◆ Aim of the task: Would you print the records below word for word, without the pictures?

◆ Materials provided:
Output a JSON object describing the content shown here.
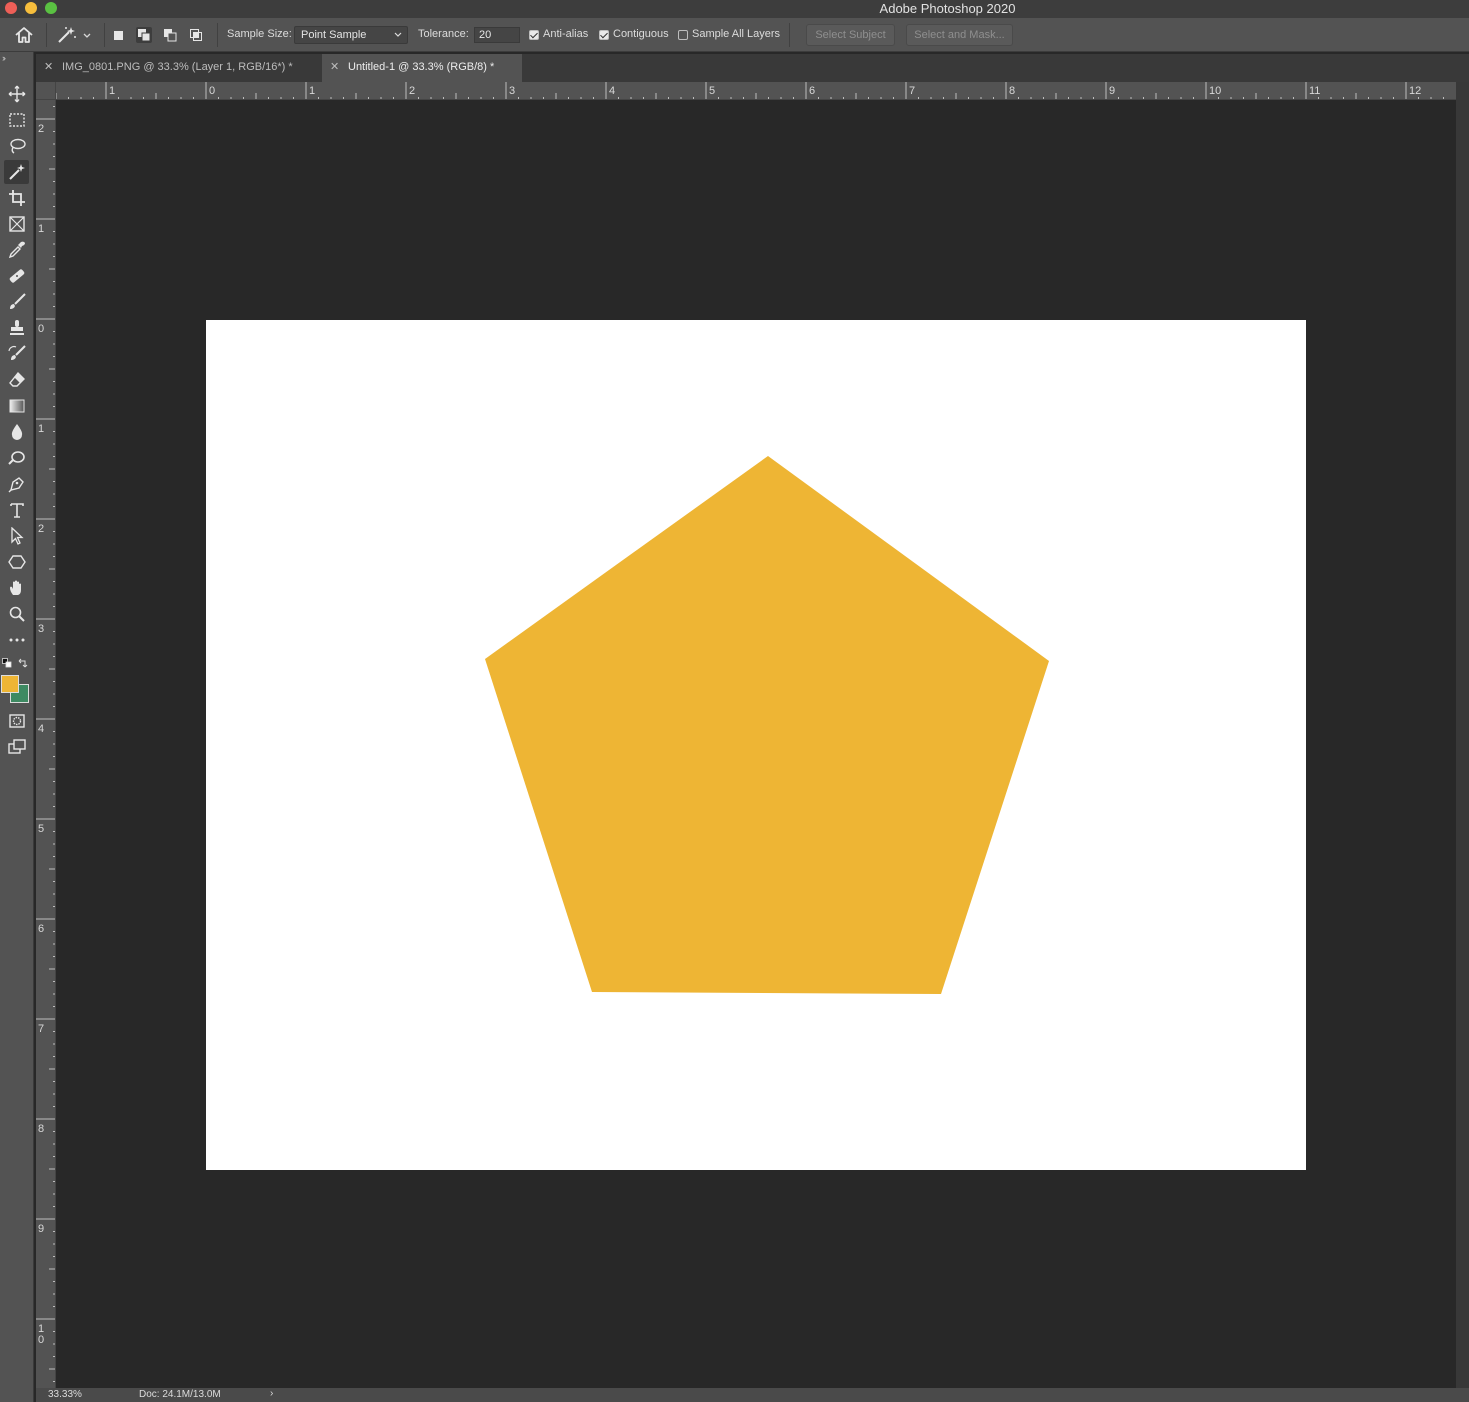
{
  "window": {
    "title": "Adobe Photoshop 2020"
  },
  "options_bar": {
    "sample_size_label": "Sample Size:",
    "sample_size_value": "Point Sample",
    "tolerance_label": "Tolerance:",
    "tolerance_value": "20",
    "anti_alias": {
      "label": "Anti-alias",
      "checked": true
    },
    "contiguous": {
      "label": "Contiguous",
      "checked": true
    },
    "sample_all_layers": {
      "label": "Sample All Layers",
      "checked": false
    },
    "select_subject_label": "Select Subject",
    "select_and_mask_label": "Select and Mask..."
  },
  "tabs": [
    {
      "label": "IMG_0801.PNG @ 33.3% (Layer 1, RGB/16*) *",
      "active": false
    },
    {
      "label": "Untitled-1 @ 33.3% (RGB/8) *",
      "active": true
    }
  ],
  "rulers": {
    "horizontal_labels": [
      "1",
      "0",
      "1",
      "2",
      "3",
      "4",
      "5",
      "6",
      "7",
      "8",
      "9",
      "10",
      "11",
      "12"
    ],
    "vertical_labels": [
      "2",
      "1",
      "0",
      "1",
      "2",
      "3",
      "4",
      "5",
      "6",
      "7",
      "8",
      "9",
      "10"
    ]
  },
  "colors": {
    "foreground": "#eeb534",
    "background": "#3e8a62",
    "shape_fill": "#eeb534",
    "canvas": "#ffffff"
  },
  "status": {
    "zoom": "33.33%",
    "doc_size": "Doc: 24.1M/13.0M"
  }
}
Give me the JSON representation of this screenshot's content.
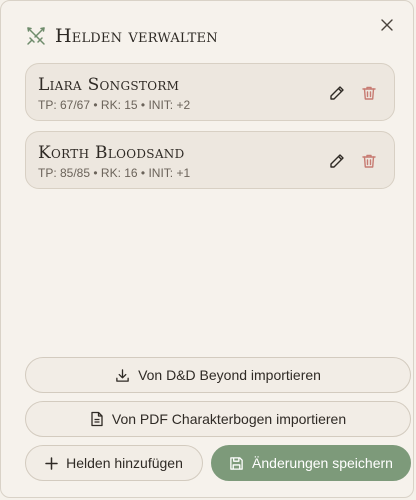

◆ Solution for this task:
Output a JSON object describing the content shown here.
{
  "window": {
    "title": "Adobe Photoshop 2020"
  },
  "options_bar": {
    "sample_size_label": "Sample Size:",
    "sample_size_value": "Point Sample",
    "tolerance_label": "Tolerance:",
    "tolerance_value": "20",
    "anti_alias": {
      "label": "Anti-alias",
      "checked": true
    },
    "contiguous": {
      "label": "Contiguous",
      "checked": true
    },
    "sample_all_layers": {
      "label": "Sample All Layers",
      "checked": false
    },
    "select_subject_label": "Select Subject",
    "select_and_mask_label": "Select and Mask..."
  },
  "tabs": [
    {
      "label": "IMG_0801.PNG @ 33.3% (Layer 1, RGB/16*) *",
      "active": false
    },
    {
      "label": "Untitled-1 @ 33.3% (RGB/8) *",
      "active": true
    }
  ],
  "rulers": {
    "horizontal_labels": [
      "1",
      "0",
      "1",
      "2",
      "3",
      "4",
      "5",
      "6",
      "7",
      "8",
      "9",
      "10",
      "11",
      "12"
    ],
    "vertical_labels": [
      "2",
      "1",
      "0",
      "1",
      "2",
      "3",
      "4",
      "5",
      "6",
      "7",
      "8",
      "9",
      "10"
    ]
  },
  "colors": {
    "foreground": "#eeb534",
    "background": "#3e8a62",
    "shape_fill": "#eeb534",
    "canvas": "#ffffff"
  },
  "status": {
    "zoom": "33.33%",
    "doc_size": "Doc: 24.1M/13.0M"
  }
}
Give me the JSON representation of this screenshot's content.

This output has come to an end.